§ **RECORDS**:
((

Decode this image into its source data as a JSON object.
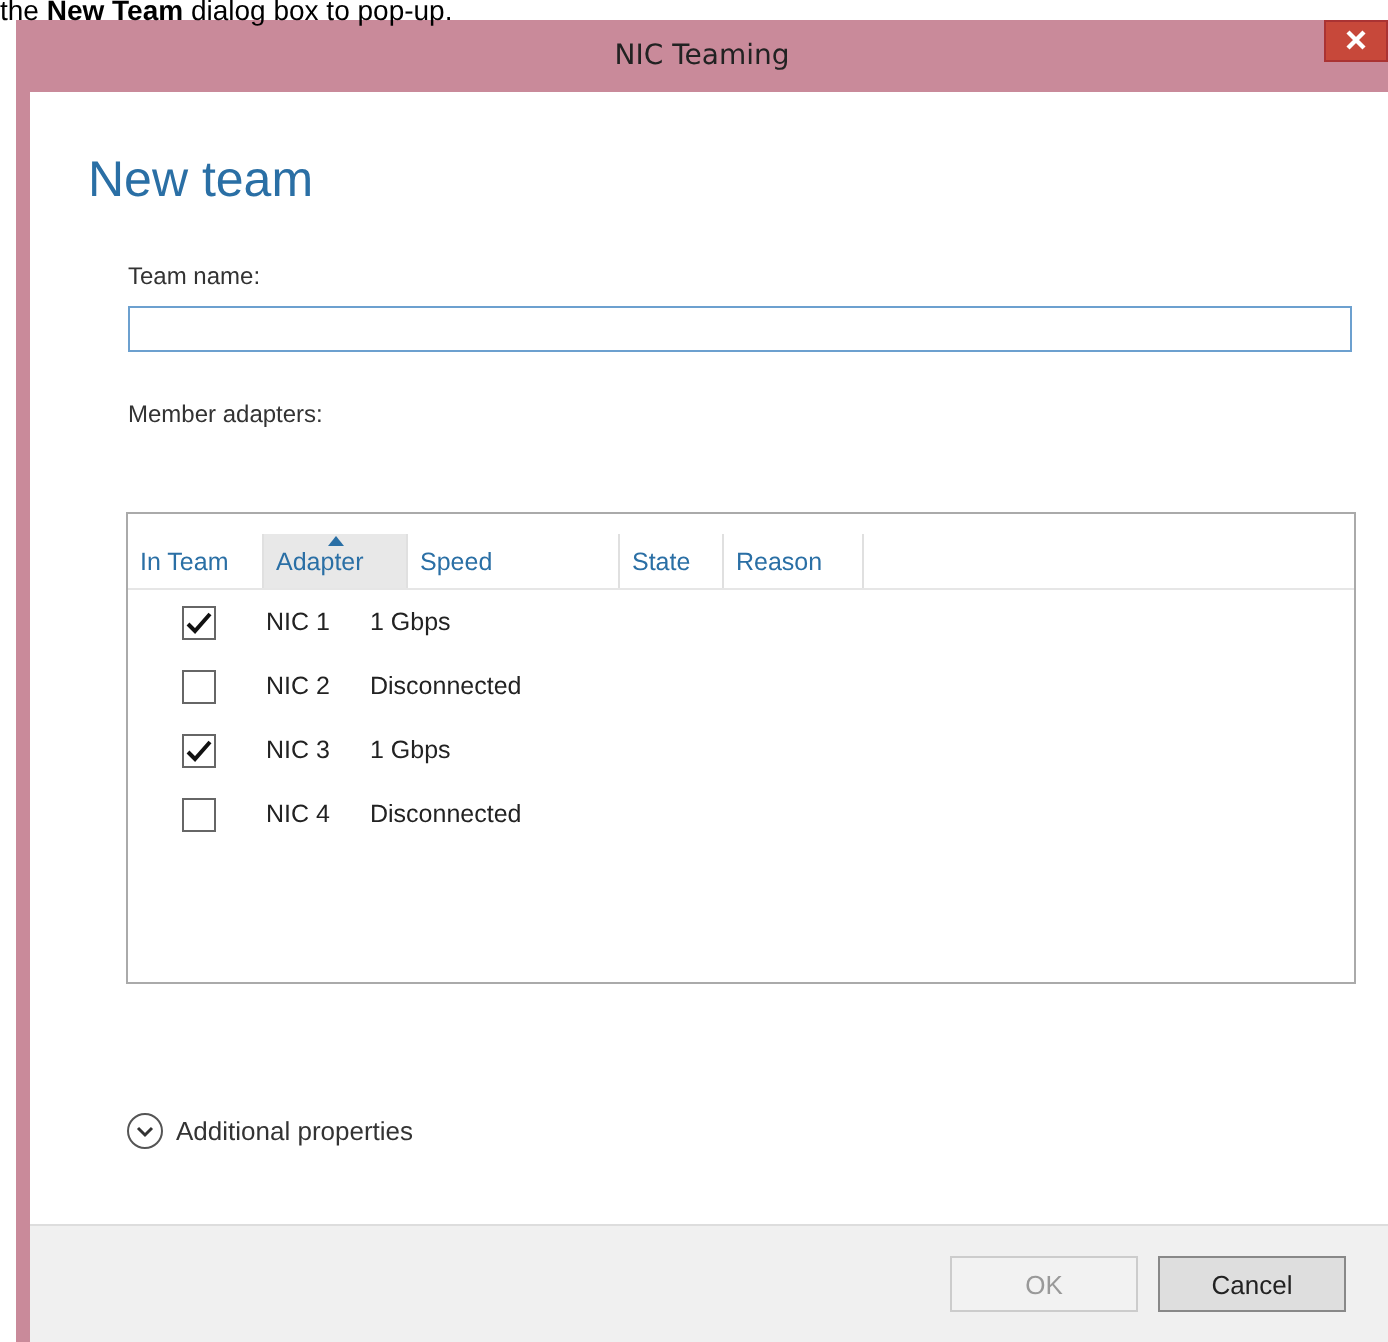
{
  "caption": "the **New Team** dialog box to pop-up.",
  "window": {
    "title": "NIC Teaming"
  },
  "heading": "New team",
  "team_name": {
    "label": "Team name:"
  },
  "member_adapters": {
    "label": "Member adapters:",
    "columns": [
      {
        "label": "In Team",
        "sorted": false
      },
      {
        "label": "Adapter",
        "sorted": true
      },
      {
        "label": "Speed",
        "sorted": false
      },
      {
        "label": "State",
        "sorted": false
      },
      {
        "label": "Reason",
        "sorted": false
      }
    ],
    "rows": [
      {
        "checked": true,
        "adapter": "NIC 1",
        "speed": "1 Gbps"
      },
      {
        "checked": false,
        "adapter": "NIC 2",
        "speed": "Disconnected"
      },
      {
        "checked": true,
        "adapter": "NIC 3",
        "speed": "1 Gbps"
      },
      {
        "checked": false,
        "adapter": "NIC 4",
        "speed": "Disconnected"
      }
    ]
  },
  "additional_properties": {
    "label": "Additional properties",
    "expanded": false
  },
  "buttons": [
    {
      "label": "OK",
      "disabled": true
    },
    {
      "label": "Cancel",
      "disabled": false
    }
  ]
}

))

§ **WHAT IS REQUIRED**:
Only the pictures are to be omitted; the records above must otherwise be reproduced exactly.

§ **TASK SOLUTION**:
Decode this image into its source data as a JSON object.
{
  "caption": "the **New Team** dialog box to pop-up.",
  "window": {
    "title": "NIC Teaming"
  },
  "heading": "New team",
  "team_name": {
    "label": "Team name:"
  },
  "member_adapters": {
    "label": "Member adapters:",
    "columns": [
      {
        "label": "In Team",
        "sorted": false
      },
      {
        "label": "Adapter",
        "sorted": true
      },
      {
        "label": "Speed",
        "sorted": false
      },
      {
        "label": "State",
        "sorted": false
      },
      {
        "label": "Reason",
        "sorted": false
      }
    ],
    "rows": [
      {
        "checked": true,
        "adapter": "NIC 1",
        "speed": "1 Gbps"
      },
      {
        "checked": false,
        "adapter": "NIC 2",
        "speed": "Disconnected"
      },
      {
        "checked": true,
        "adapter": "NIC 3",
        "speed": "1 Gbps"
      },
      {
        "checked": false,
        "adapter": "NIC 4",
        "speed": "Disconnected"
      }
    ]
  },
  "additional_properties": {
    "label": "Additional properties",
    "expanded": false
  },
  "buttons": [
    {
      "label": "OK",
      "disabled": true
    },
    {
      "label": "Cancel",
      "disabled": false
    }
  ]
}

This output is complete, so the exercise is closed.